TASK TO COMPLETE: Look through the listing below, and wherever a line has the string "JSON", copy it.

DATA FOR PROCESSING:

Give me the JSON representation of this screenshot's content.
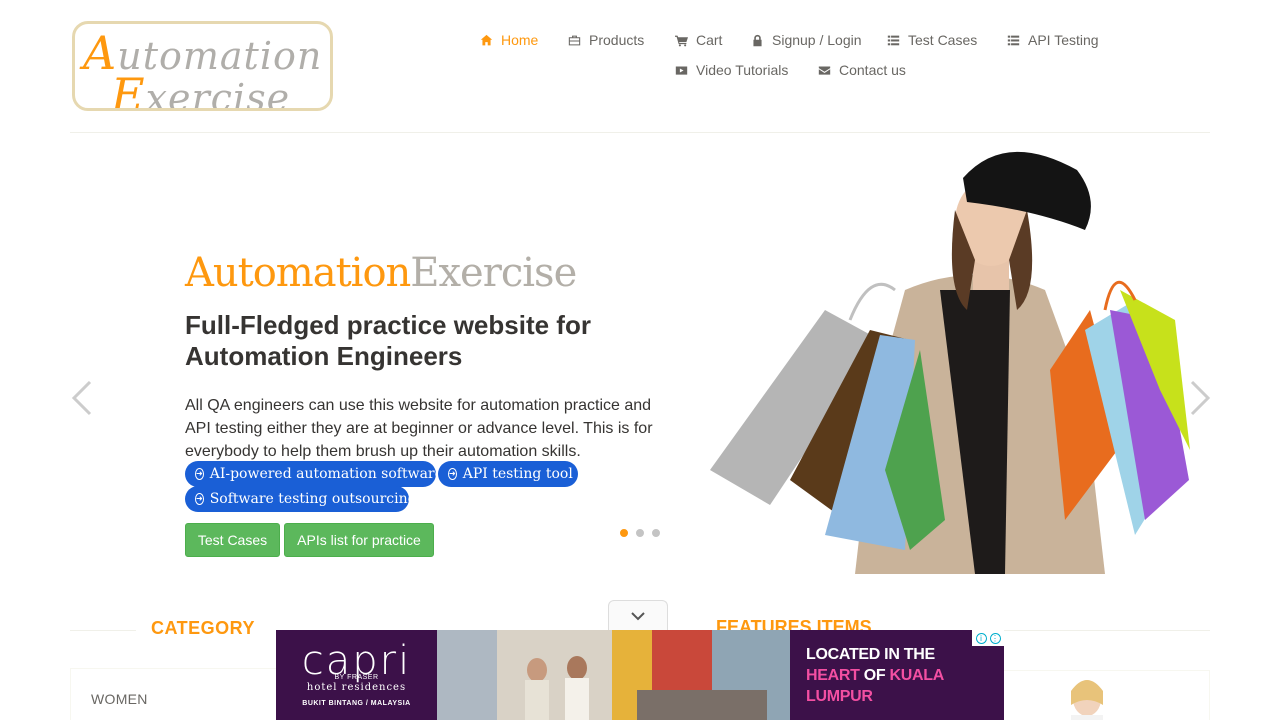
{
  "header": {
    "logo": {
      "line1_cap": "A",
      "line1_rest": "utomation",
      "line2_cap": "E",
      "line2_rest": "xercise"
    },
    "nav": [
      {
        "label": "Home",
        "icon": "home-icon",
        "active": true
      },
      {
        "label": "Products",
        "icon": "briefcase-icon"
      },
      {
        "label": "Cart",
        "icon": "cart-icon"
      },
      {
        "label": "Signup / Login",
        "icon": "lock-icon"
      },
      {
        "label": "Test Cases",
        "icon": "list-icon"
      },
      {
        "label": "API Testing",
        "icon": "list-icon"
      },
      {
        "label": "Video Tutorials",
        "icon": "youtube-play-icon"
      },
      {
        "label": "Contact us",
        "icon": "envelope-icon"
      }
    ]
  },
  "slider": {
    "title_part1": "Automation",
    "title_part2": "Exercise",
    "subtitle": "Full-Fledged practice website for Automation Engineers",
    "description": "All QA engineers can use this website for automation practice and API testing either they are at beginner or advance level. This is for everybody to help them brush up their automation skills.",
    "ad_links": [
      "AI-powered automation software",
      "API testing tool",
      "Software testing outsourcing"
    ],
    "buttons": [
      "Test Cases",
      "APIs list for practice"
    ],
    "dots": 3,
    "active_dot": 0
  },
  "sections": {
    "category_title": "CATEGORY",
    "features_title": "FEATURES ITEMS",
    "category_items": [
      "WOMEN"
    ]
  },
  "ad": {
    "brand": "capri",
    "brand_sub": "BY FRASER",
    "brand_line": "hotel residences",
    "location": "BUKIT BINTANG / MALAYSIA",
    "copy_line1": "LOCATED IN THE",
    "copy_line2_a": "HEART",
    "copy_line2_b": " OF ",
    "copy_line2_c": "KUALA",
    "copy_line3": "LUMPUR"
  },
  "colors": {
    "accent": "#fe980f",
    "text": "#696763",
    "dark": "#363432",
    "green": "#5cb85c",
    "ad_bg": "#3c1149",
    "ad_pink": "#f34fa2",
    "pill_blue": "#1a5fd6"
  }
}
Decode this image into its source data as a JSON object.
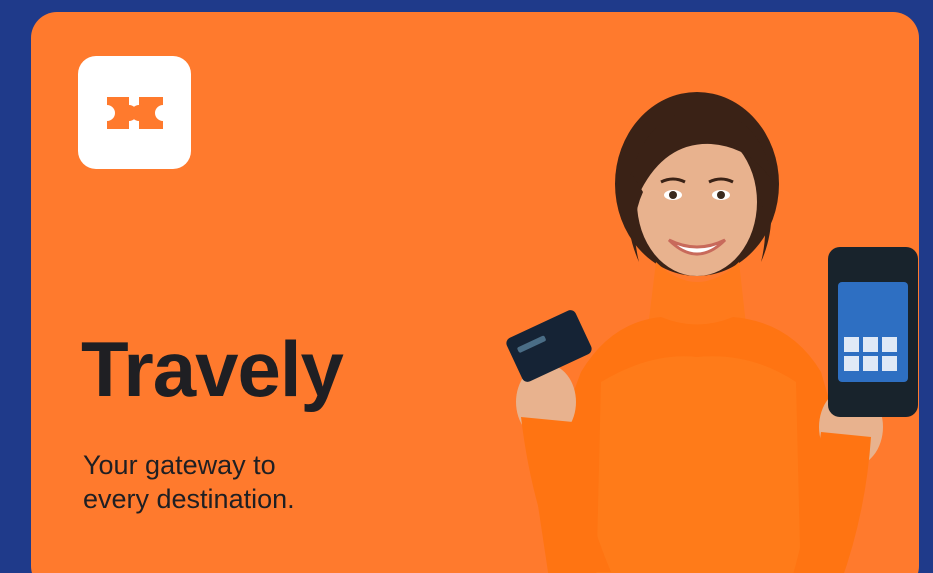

WRITTEN SOLUTION:
Give me the JSON representation of this screenshot's content.
Decode this image into its source data as a JSON object.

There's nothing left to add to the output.